It looks like Metro wants to give the public more time to voice their opinions on whether or not Oregon should pony up another $35 million in planning expenses for a project that would expand I-5 between north Portland and Vancouver and replace the Interstate Bridge.
As we reported on November 19th, the Interstate Bridge Replacement (IBR) project wants $71 million more dollars to continue the planning and preliminary engineering phase of their project (on top of $9 million already spent and $175 million spent on their first failed attempt known as the Columbia River Crossing) Washington has already agreed to pay their share of $36 million, and two Metro advisory committees have voted in support of Oregon’s $35 million.
A broad coalition of activists have pressured Metro to withhold the funding until the Oregon Department of Transportation (ODOT) can prove the project won’t be just another freeway expansion that induces more driving demand and contributes to more greenhouse gas emissions.
Last week Oregon State Representative Khanh Pham (District 46) joined the chorus of concerns.
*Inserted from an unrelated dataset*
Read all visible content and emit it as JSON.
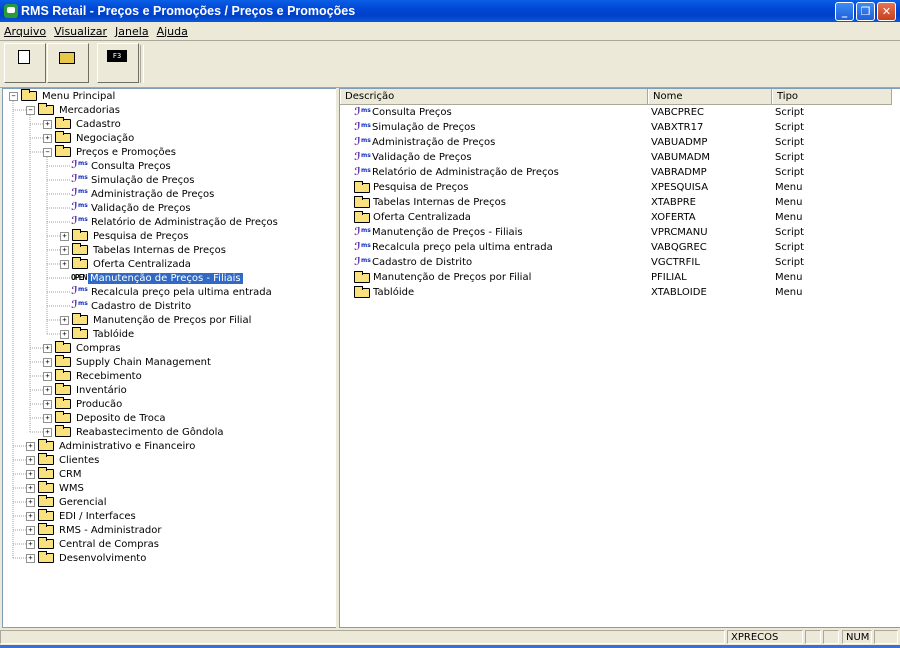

In a letter to Metro Council she urged them to “reconsider” their investment in the project. “Given the failures from the CRC Bridge project of last decade, heightened awareness of local impacts from climate change, and need to invest in local roads and bridges that have suffered from decades of under-investment, I believe more due diligence is needed,” Pham wrote. “Every dollar saved is a dollar that can be used for other transportation projects our communities desperately need.”
The Metro Council vote was initially slated for December 2nd. But this morning we noticed Metro posted notice for a 30-day comment period on November 24th (last week). That comment period won’t end until December 24th. If that holds, wouldn’t the council vote have to come after the comment period? When we asked a Metro spokesperson for clarification, they said the vote would be pushed back to December 9th because of schedule conflicts from President Lynn Peterson and a key project staffer. OK, then why accept comments through December 24th?
It appears Metro has made an error and someone forgot to publish the public comment notice when they should have, and that means the council vote might now have to be delayed until after the comment period ends, which would be beginning of January 2022. I’m working to confirm the date of the final vote and will update this post when I learn more.
For now, make sure to visit the public comment page on Metro’s website and then email your feedback to Summer Blackhorse at email@example.com.
UPDATE, 11/30 at 8:30 am: Metro spokesperson Nick Christensen says the public comment period has been extended to December 28th and the Metro Council will vote in January 2022.